Yahoo: Is sexism what happened to Hillary?

Well, hmmm.  I can't say as I agree exactly. Let me run the list (again):
1. From day one, I felt this was a Dole election (oblige-o-nomination), in which all strong candidates forego a run in order to give the elder statesman a clear shot. Certainly many felt Hillary was 'owed' after Obama's run in '08. This philosophy has, as far as I know, never won an election unless the candidate has served as VP - and even then, it's dicey (Gore).
2. From day one, I felt following up one minority Presidency with another minority candidacy - no matter who it was - would be a very long shot.

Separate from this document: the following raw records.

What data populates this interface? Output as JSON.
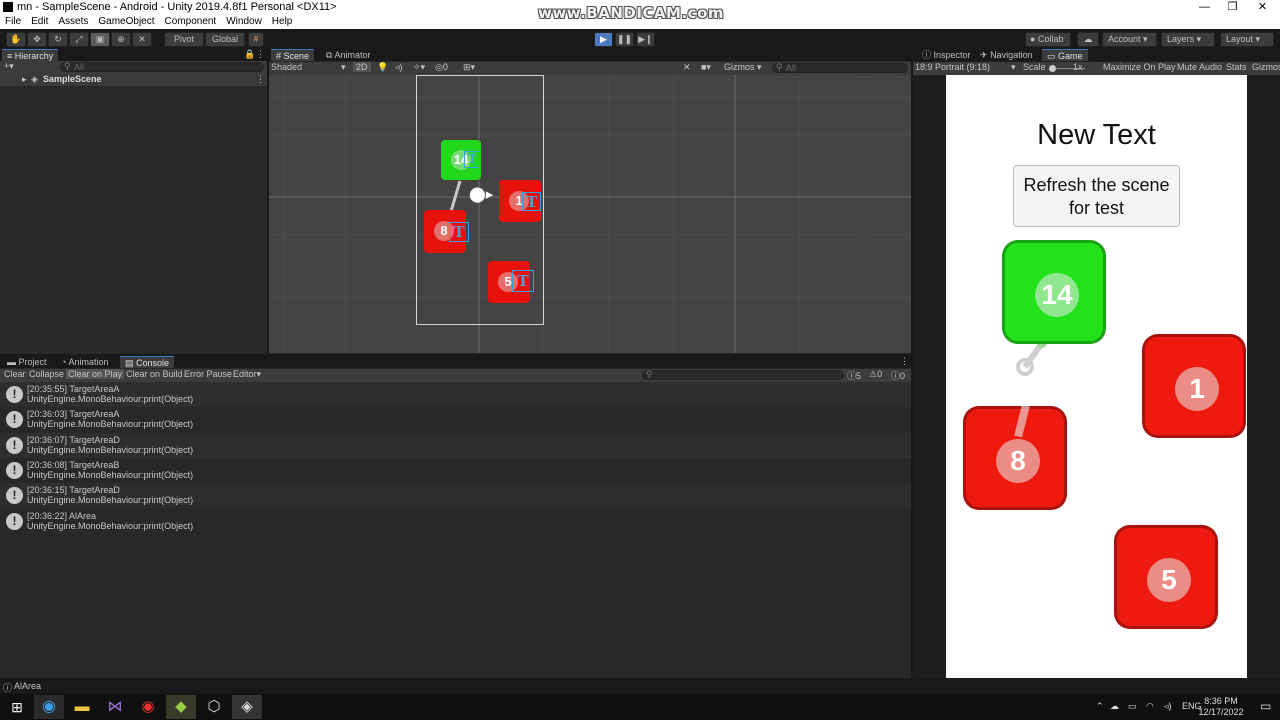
{
  "window": {
    "title": "mn - SampleScene - Android - Unity 2019.4.8f1 Personal <DX11>",
    "watermark": "www.BANDICAM.com",
    "controls": [
      "—",
      "❐",
      "✕"
    ]
  },
  "menu": [
    "File",
    "Edit",
    "Assets",
    "GameObject",
    "Component",
    "Window",
    "Help"
  ],
  "toolbar": {
    "pivot": "Pivot",
    "global": "Global",
    "collab": "Collab",
    "account": "Account",
    "layers": "Layers",
    "layout": "Layout"
  },
  "hierarchy": {
    "tab": "Hierarchy",
    "search_placeholder": "All",
    "scene_name": "SampleScene"
  },
  "scene": {
    "tabs": [
      "Scene",
      "Animator"
    ],
    "shading": "Shaded",
    "mode_2d": "2D",
    "layers_count": "0",
    "gizmos": "Gizmos",
    "search_placeholder": "All",
    "tiles": [
      {
        "number": "14",
        "color": "#22d81c"
      },
      {
        "number": "1",
        "color": "#e8120d"
      },
      {
        "number": "8",
        "color": "#e8120d"
      },
      {
        "number": "5",
        "color": "#e8120d"
      }
    ]
  },
  "bottom": {
    "tabs": [
      "Project",
      "Animation",
      "Console"
    ],
    "console_buttons": [
      "Clear",
      "Collapse",
      "Clear on Play",
      "Clear on Build",
      "Error Pause",
      "Editor"
    ],
    "counts": {
      "logs": "5",
      "warnings": "0",
      "errors": "0"
    },
    "logs": [
      {
        "time_msg": "[20:35:55] TargetAreaA",
        "detail": "UnityEngine.MonoBehaviour:print(Object)"
      },
      {
        "time_msg": "[20:36:03] TargetAreaA",
        "detail": "UnityEngine.MonoBehaviour:print(Object)"
      },
      {
        "time_msg": "[20:36:07] TargetAreaD",
        "detail": "UnityEngine.MonoBehaviour:print(Object)"
      },
      {
        "time_msg": "[20:36:08] TargetAreaB",
        "detail": "UnityEngine.MonoBehaviour:print(Object)"
      },
      {
        "time_msg": "[20:36:15] TargetAreaD",
        "detail": "UnityEngine.MonoBehaviour:print(Object)"
      },
      {
        "time_msg": "[20:36:22] AlArea",
        "detail": "UnityEngine.MonoBehaviour:print(Object)"
      }
    ]
  },
  "right": {
    "tabs": [
      "Inspector",
      "Navigation",
      "Game"
    ],
    "resolution": "18:9 Portrait (9:18)",
    "scale_label": "Scale",
    "scale_value": "1x",
    "maximize": "Maximize On Play",
    "mute": "Mute Audio",
    "stats": "Stats",
    "gizmos": "Gizmos"
  },
  "game": {
    "heading": "New Text",
    "button_line1": "Refresh the scene",
    "button_line2": "for test",
    "tiles": [
      {
        "number": "14",
        "color": "#22e21c"
      },
      {
        "number": "1",
        "color": "#ee1a0f"
      },
      {
        "number": "8",
        "color": "#ee1a0f"
      },
      {
        "number": "5",
        "color": "#ee1a0f"
      }
    ]
  },
  "status": {
    "message": "AlArea"
  },
  "taskbar": {
    "lang": "ENG",
    "time": "8:36 PM",
    "date": "12/17/2022"
  }
}
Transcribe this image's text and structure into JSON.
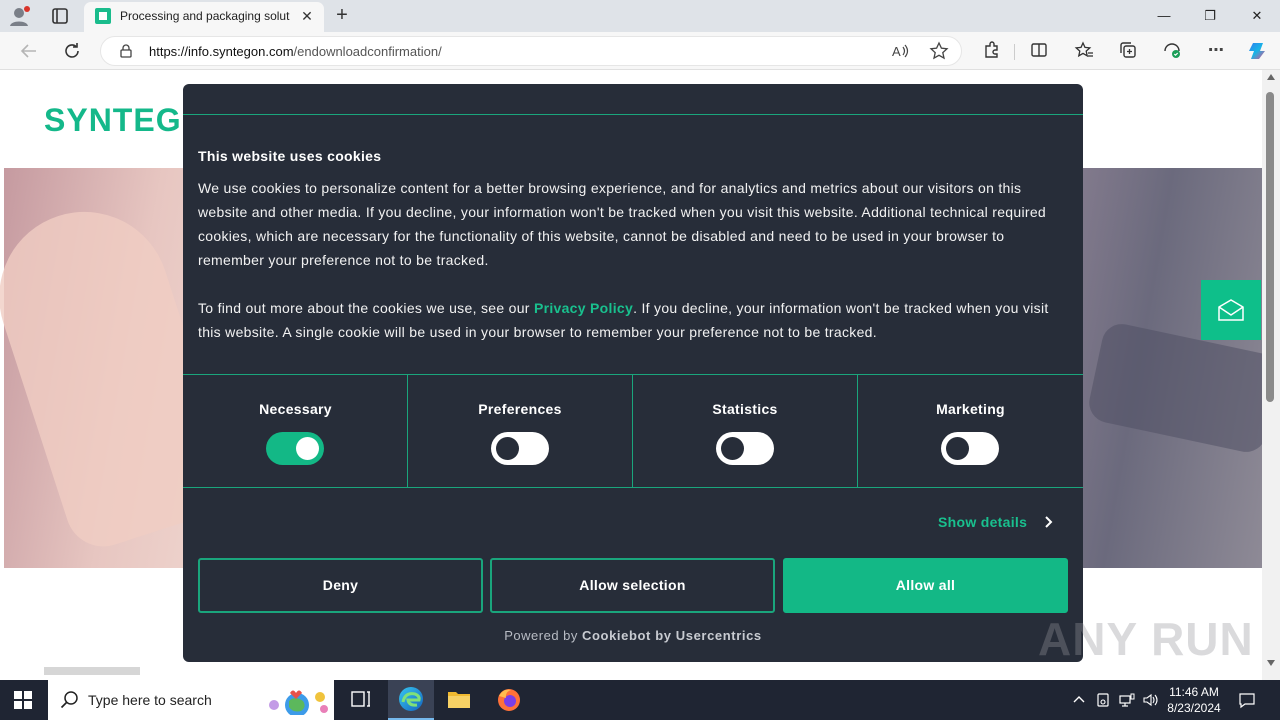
{
  "browser": {
    "tab_title": "Processing and packaging soluti",
    "url_domain": "https://info.syntegon.com",
    "url_path": "/endownloadconfirmation/",
    "minimize": "—",
    "maximize": "❐",
    "close": "✕",
    "new_tab": "+"
  },
  "page": {
    "logo_text": "SYNTEG",
    "accent_color": "#13b886"
  },
  "cookie_dialog": {
    "title": "This website uses cookies",
    "paragraph1": "We use cookies to personalize content for a better browsing experience, and for analytics and metrics about our visitors on this website and other media. If you decline, your information won't be tracked when you visit this website. Additional technical required cookies, which are necessary for the functionality of this website, cannot be disabled and need to be used in your browser to remember your preference not to be tracked.",
    "paragraph2_before": "To find out more about the cookies we use, see our ",
    "privacy_link": "Privacy Policy",
    "paragraph2_after": ". If you decline, your information won't be tracked when you visit this website. A single cookie will be used in your browser to remember your preference not to be tracked.",
    "toggles": [
      {
        "label": "Necessary",
        "enabled": true
      },
      {
        "label": "Preferences",
        "enabled": false
      },
      {
        "label": "Statistics",
        "enabled": false
      },
      {
        "label": "Marketing",
        "enabled": false
      }
    ],
    "show_details": "Show details",
    "buttons": {
      "deny": "Deny",
      "allow_selection": "Allow selection",
      "allow_all": "Allow all"
    },
    "powered_prefix": "Powered by",
    "powered_brand": "Cookiebot by Usercentrics"
  },
  "watermark": "ANY RUN",
  "taskbar": {
    "search_placeholder": "Type here to search",
    "time": "11:46 AM",
    "date": "8/23/2024"
  }
}
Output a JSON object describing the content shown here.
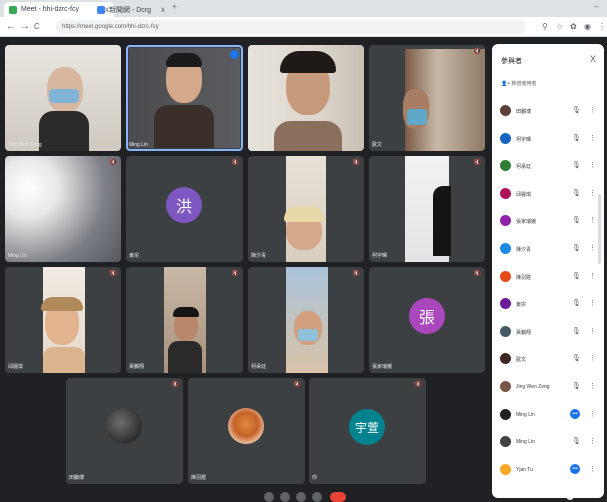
{
  "browser": {
    "tabs": [
      {
        "label": "Meet - hhi-dzrc-fcy",
        "close": "x"
      },
      {
        "label": "新聞網 - Dcrg",
        "close": "x"
      }
    ],
    "new_tab": "+",
    "controls": {
      "back": "←",
      "forward": "→",
      "reload": "C"
    },
    "url": "https://meet.google.com/hhi-dzrc-fcy",
    "window": {
      "minimize": "–"
    }
  },
  "tiles": [
    {
      "name": "Jing Wen Zeng",
      "kind": "video"
    },
    {
      "name": "Ming Lin",
      "kind": "video",
      "speaking": true
    },
    {
      "name": "",
      "kind": "video"
    },
    {
      "name": "歐文",
      "kind": "video"
    },
    {
      "name": "Ming Lin",
      "kind": "video"
    },
    {
      "name": "東宗",
      "kind": "avatar",
      "initial": "洪",
      "color": "#7e57c2"
    },
    {
      "name": "陳汐青",
      "kind": "video"
    },
    {
      "name": "柯宇暉",
      "kind": "video"
    },
    {
      "name": "邱麗琪",
      "kind": "video"
    },
    {
      "name": "黃鵬翔",
      "kind": "video"
    },
    {
      "name": "柯承廷",
      "kind": "video"
    },
    {
      "name": "張家瑞娥",
      "kind": "avatar",
      "initial": "張",
      "color": "#ab47bc"
    },
    {
      "name": "田鵬博",
      "kind": "video"
    },
    {
      "name": "陳羽霆",
      "kind": "video"
    },
    {
      "name": "你",
      "kind": "avatar",
      "initial": "宇萱",
      "color": "#00838f"
    }
  ],
  "panel": {
    "title": "參與者",
    "close": "X",
    "add_people": "新增使用者",
    "participants": [
      {
        "name": "田鵬博",
        "color": "#5d4037"
      },
      {
        "name": "柯宇暉",
        "color": "#1565c0"
      },
      {
        "name": "柯承廷",
        "color": "#2e7d32"
      },
      {
        "name": "邱麗琪",
        "color": "#ad1457"
      },
      {
        "name": "張家瑞娥",
        "color": "#8e24aa"
      },
      {
        "name": "陳汐青",
        "color": "#1e88e5"
      },
      {
        "name": "陳羽霆",
        "color": "#e64a19"
      },
      {
        "name": "東宗",
        "color": "#6a1b9a"
      },
      {
        "name": "黃鵬翔",
        "color": "#455a64"
      },
      {
        "name": "歐文",
        "color": "#3e2723"
      },
      {
        "name": "Jing Wen Zeng",
        "color": "#795548"
      },
      {
        "name": "Ming Lin",
        "color": "#212121",
        "speaking": true
      },
      {
        "name": "Ming Lin",
        "color": "#424242"
      },
      {
        "name": "Yjan Tu",
        "color": "#f9a825",
        "speaking": true
      }
    ]
  }
}
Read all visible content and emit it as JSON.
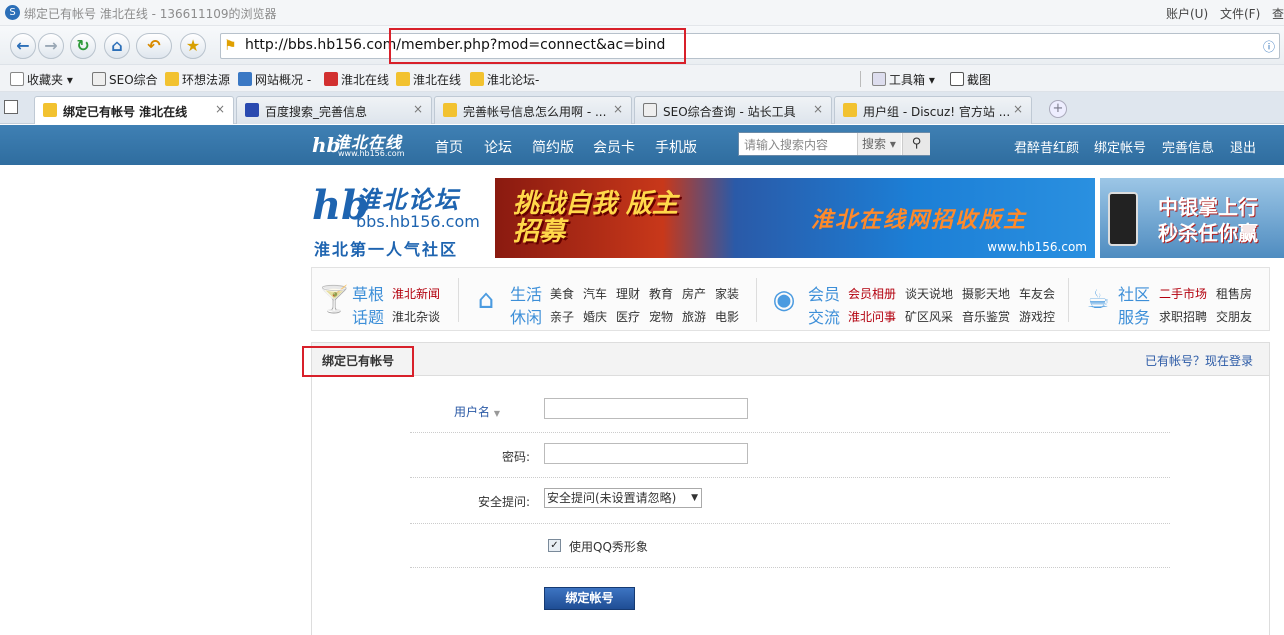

Comparable to throwing double-sixes thrice. It just wasn't going to happen.
3. From day one, I felt that America is still not ready to elect a woman President. Not just men, but women also. Didn't matter whether it was Hillary Clinton or Kim Kardashian. Too much opposition, even in the 21st century (so far). I'd wait another eight years before trying such a thing again, working the grassroots hard in the meantime. Until Dems can solve the Fox News problem, a woman will never sit in the White House.

And those are only my observations through a 'sexism' lens. I have many others. Frankly, I was and am surprised she did so well. She'd be a more admirable figure to me, if she focused on how far she got.

Reuters: Liberal, conservative lawmakers offer opposing U.S. healthcare ideas.

Two concerns of mine on this. First, the Republican idea of passing it over to the states - that philosophy has failed time and again, hurting people terribly. Second, Clinton offered us Medicare buy-in at $600 per person - still too expensive. Without financial assistance, this is no help below a certain tax bracket.

[Later: PS Mag: "Sanders' plan for paying for the act includes a tax on employers, who would no longer have to provide health coverage to their employees; an income-based tax on households; and higher income taxes on the wealthy." Well, alrighty then.]